Taking on the responsibility of gardening this year brought about several financial questions that Biceps and I had to discuss.
One-How can I garden with my cost being minimal while also yielding the best produce?
Two-What kind of cute garden accoutrements can a girl justify buying in order to really enjoy the gardening experience, i.e. pea green garden clogs, flowery leather gloves, etc.?
Our first experiment was making our very own and very cheap “DIY Spinning Composter”.
It took a couple of hours and a couple of bucks, and voila-rich, lovely compost. Mmmm….
Our next experiment was making our very own DiY Rain Barrel.
Did you know that with only ONE INCH of rain, a 1,000 sq. ft. roof will produce 600 gallons of water? What the heck! We decided to make two rain barrels for the back of our house. If I had my way, they’d be surrounding the house….
(Of course, there are many stores that sell rain barrels-but that seemed too easy. Plus the price tag of $80-$300+, made most of them outside of our “cheap” budget.)
We started off by buying a recycled pepper barrel from Atwoods for $35.
It came complete with a spigot…
…a lid that screwed on and a bonus-it’s very own peppery smell.
And the rest of the necessary items needed we purchased for less than $10.
Here’s what you’ll need to make your very own rain barrel:
Drill and drill bits
Metal Cutting Shears
Jig Saw with wood blade
Phillips & Flathead Screwdrivers
2′ or 4′ Level
Old window screen
Hose (Buy a new one, recycle an old one)
Flex-A-Spout (Lowe’s, Atwoods, Home Depot)
(4 ish) White sheet metal screws for gutters (Lowe’s, Atwoods, Home Depot)
…1″ Bolts with washers and nuts (we have a coffee can full of these, but if you must purchase them, you might spend $1-2)
…and a Hand Saw with metal blade
We raised our rain barrel up 6″ in order to have gravity take control of the water flow. If you are placing your rain barrel on a slope and watering below, you can skip this step. I would recommend raising it as high as you can safely-(NOTE:1 gallon of water weighs about 8.35 lbs, so a 55 gallon barrel full of water weighs approximately 460 lbs.).
Level the barrel to avoid any topsy-turvy action.
The first step was to trace where I would cut a hole (I used my coffee can) in the lid to allow the water to flow from the downspout and into the barrel.
Using my jig saw, I cut out the traced circle.

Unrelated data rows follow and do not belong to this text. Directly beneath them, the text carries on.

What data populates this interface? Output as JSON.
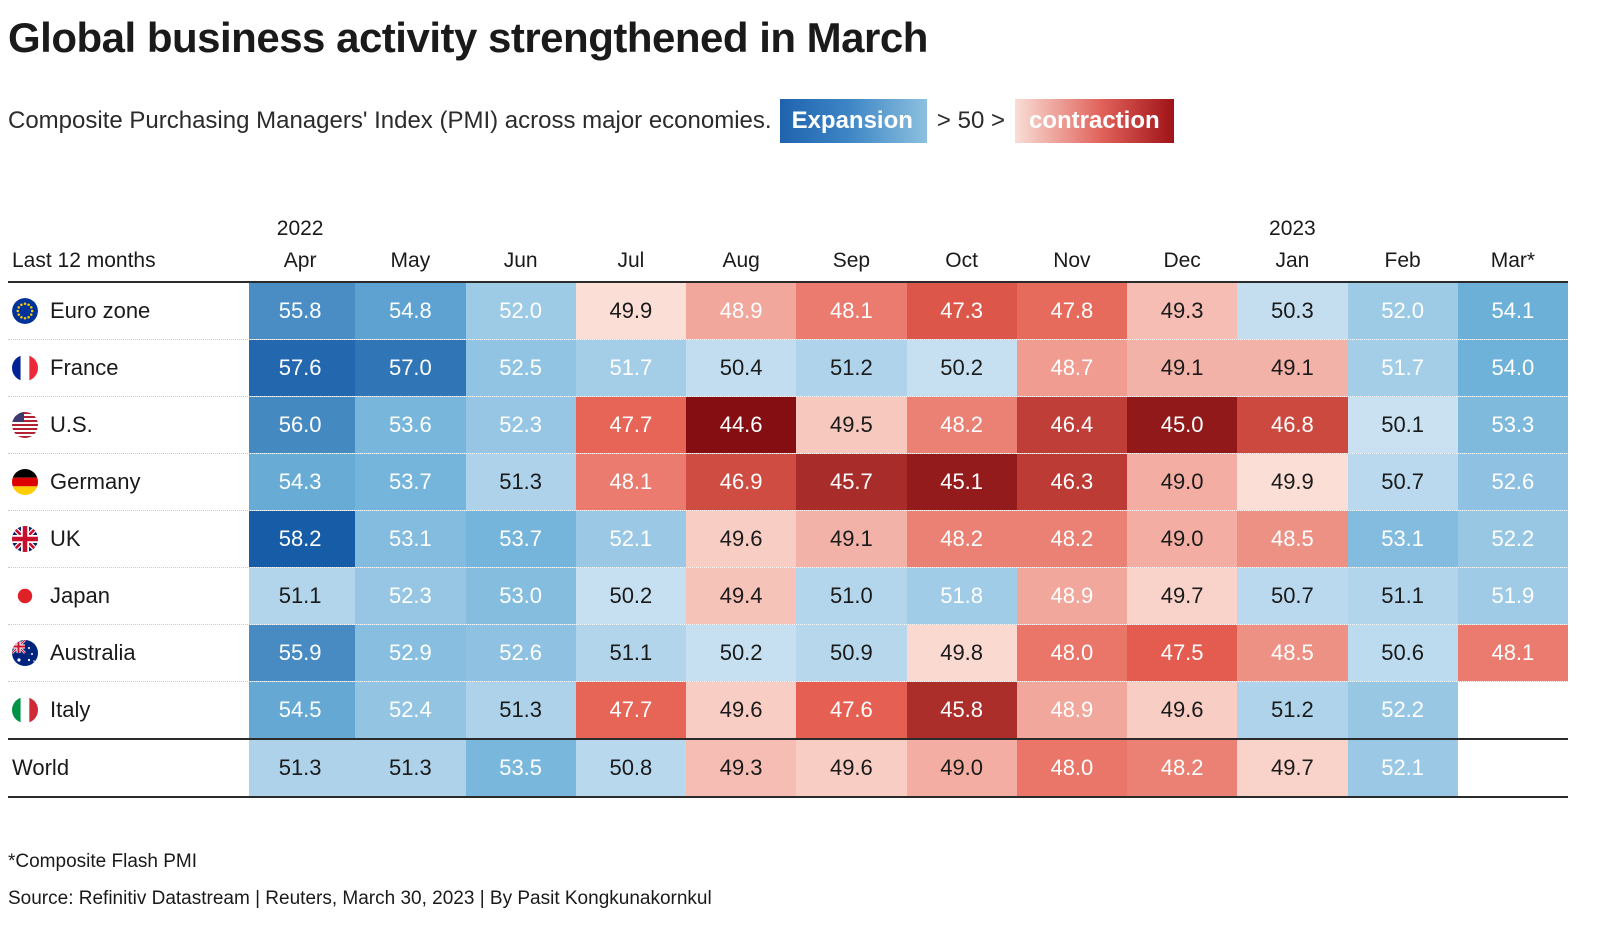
{
  "header": {
    "title": "Global business activity strengthened in March",
    "subtitle": "Composite Purchasing Managers' Index (PMI) across major economies.",
    "legend": {
      "expansion_label": "Expansion",
      "middle_label": "> 50 >",
      "contraction_label": "contraction",
      "expansion_color_dark": "#1f63ae",
      "expansion_color_light": "#8cc0e0",
      "contraction_color_light": "#f8ded6",
      "contraction_color_dark": "#a01217"
    }
  },
  "footer": {
    "footnote": "*Composite Flash PMI",
    "source": "Source: Refinitiv Datastream | Reuters, March 30, 2023 | By Pasit Kongkunakornkul"
  },
  "chart_data": {
    "type": "heatmap",
    "title": "Global business activity strengthened in March",
    "subtitle": "Composite Purchasing Managers' Index (PMI) across major economies.",
    "xlabel": "",
    "ylabel": "",
    "row_header_label": "Last 12 months",
    "year_labels": [
      {
        "text": "2022",
        "column": "Apr"
      },
      {
        "text": "2023",
        "column": "Jan"
      }
    ],
    "categories": [
      "Apr",
      "May",
      "Jun",
      "Jul",
      "Aug",
      "Sep",
      "Oct",
      "Nov",
      "Dec",
      "Jan",
      "Feb",
      "Mar*"
    ],
    "rows": [
      {
        "name": "Euro zone",
        "flag": "eu-flag-icon",
        "values": [
          55.8,
          54.8,
          52.0,
          49.9,
          48.9,
          48.1,
          47.3,
          47.8,
          49.3,
          50.3,
          52.0,
          54.1
        ]
      },
      {
        "name": "France",
        "flag": "france-flag-icon",
        "values": [
          57.6,
          57.0,
          52.5,
          51.7,
          50.4,
          51.2,
          50.2,
          48.7,
          49.1,
          49.1,
          51.7,
          54.0
        ]
      },
      {
        "name": "U.S.",
        "flag": "usa-flag-icon",
        "values": [
          56.0,
          53.6,
          52.3,
          47.7,
          44.6,
          49.5,
          48.2,
          46.4,
          45.0,
          46.8,
          50.1,
          53.3
        ]
      },
      {
        "name": "Germany",
        "flag": "germany-flag-icon",
        "values": [
          54.3,
          53.7,
          51.3,
          48.1,
          46.9,
          45.7,
          45.1,
          46.3,
          49.0,
          49.9,
          50.7,
          52.6
        ]
      },
      {
        "name": "UK",
        "flag": "uk-flag-icon",
        "values": [
          58.2,
          53.1,
          53.7,
          52.1,
          49.6,
          49.1,
          48.2,
          48.2,
          49.0,
          48.5,
          53.1,
          52.2
        ]
      },
      {
        "name": "Japan",
        "flag": "japan-flag-icon",
        "values": [
          51.1,
          52.3,
          53.0,
          50.2,
          49.4,
          51.0,
          51.8,
          48.9,
          49.7,
          50.7,
          51.1,
          51.9
        ]
      },
      {
        "name": "Australia",
        "flag": "australia-flag-icon",
        "values": [
          55.9,
          52.9,
          52.6,
          51.1,
          50.2,
          50.9,
          49.8,
          48.0,
          47.5,
          48.5,
          50.6,
          48.1
        ]
      },
      {
        "name": "Italy",
        "flag": "italy-flag-icon",
        "values": [
          54.5,
          52.4,
          51.3,
          47.7,
          49.6,
          47.6,
          45.8,
          48.9,
          49.6,
          51.2,
          52.2,
          null
        ]
      },
      {
        "name": "World",
        "flag": null,
        "values": [
          51.3,
          51.3,
          53.5,
          50.8,
          49.3,
          49.6,
          49.0,
          48.0,
          48.2,
          49.7,
          52.1,
          null
        ]
      }
    ],
    "threshold": 50,
    "scale": {
      "min": 44.6,
      "max": 58.2,
      "expansion_dark": "#1f63ae",
      "expansion_light": "#cfe4f2",
      "contraction_light": "#fbe3da",
      "contraction_dark": "#8b1013"
    },
    "legend_position": "top"
  }
}
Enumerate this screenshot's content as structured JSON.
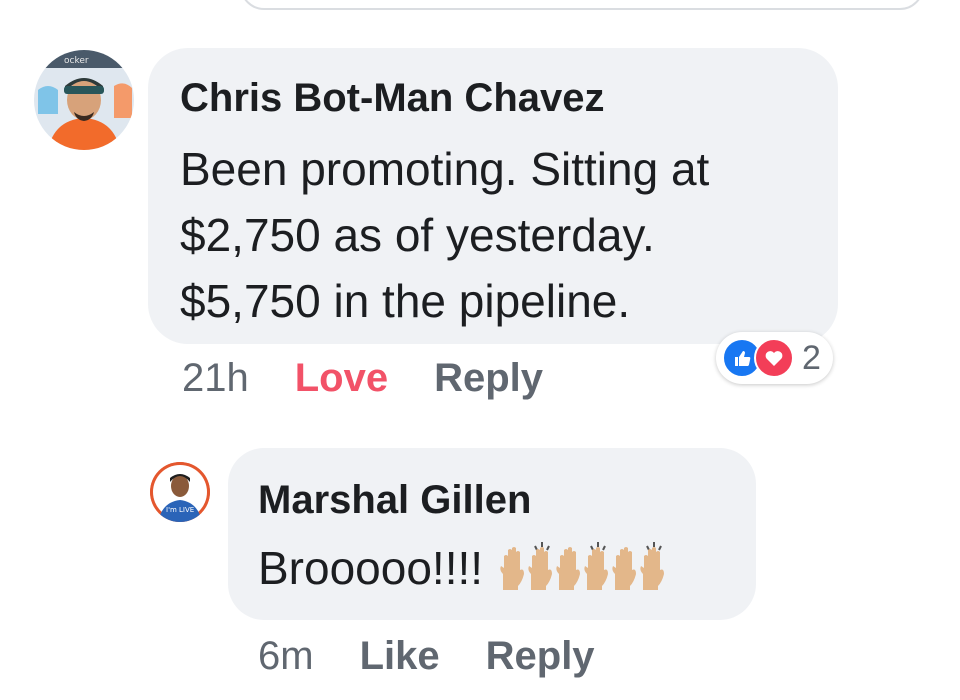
{
  "comments": [
    {
      "author": "Chris Bot-Man Chavez",
      "text": "Been promoting. Sitting at\n$2,750 as of yesterday.\n$5,750 in the pipeline.",
      "time": "21h",
      "reaction_action": "Love",
      "reply_label": "Reply",
      "reactions": {
        "icons": [
          "thumbs-up-icon",
          "heart-icon"
        ],
        "count": "2"
      },
      "avatar_caption": "ocker"
    },
    {
      "author": "Marshal Gillen",
      "text": "Brooooo!!!!",
      "emoji": [
        "raised-hands-emoji",
        "raised-hands-emoji",
        "raised-hands-emoji",
        "raised-hands-emoji",
        "raised-hands-emoji",
        "raised-hands-emoji"
      ],
      "time": "6m",
      "reaction_action": "Like",
      "reply_label": "Reply",
      "avatar_caption": "I'm LIVE"
    }
  ],
  "colors": {
    "bubble": "#f0f2f5",
    "meta_text": "#606770",
    "love_action": "#f25268",
    "like_reaction": "#1877f2",
    "love_reaction": "#f33e58"
  }
}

Next, I cut out a circle of screen with my metal cutting sheers to cover the entire top of the lid. The screen will catch tree limbs, nuts, and roof debris before it enters the barrel.
I pre-drilled five holes around the top of the lid. This is where the bolts will go to hold down the screen.
I laid the cut screen on the top of the lid and pierced through the screen with a hammer and a nail, into the pre-drilled holes. This will allow the bolts to go through easily.
The bolts and washers came next. I pounded the bolts through the pierced and pre-drilled holes in the screen. On the underside of the lid, I tightened the bolts by adding nuts.
Here’s what my finished lid looked like.
Next, I determined where my Flex-A-Spout would need to attach to my gutters while still reaching my barrel.
After marking on my existing downspout where the cut would be made, I got to work with the hand saw.
To be honest, Biceps is cutting so that I can take the picture.
I pre-drilled through my Flex-A-Spout and into the existing downspout before adding the white sheet metal screws on all four sides, cinching the two spouts together in perfect harmony.
For good measure, I screwed the end of the downspout into the rain barrel lid with a 3″ exterior screw. I didn’t want it to be flopping around during a high wind and embarrassing itself.
I would recommend drilling out a large hole at the top of the barrel for overflow. I even attached a hose to this in order to feed the overflowing water into another barrel or trashcan during an intense rain.
Attach the hose to the spigot, and voila-you are done!
Now you don’t have to freak out each time you want to water your garden or fill up your bird bath. Or maybe you weren’t freaking out, but still would like to have a rain barrel.
Either way, it’s win-win.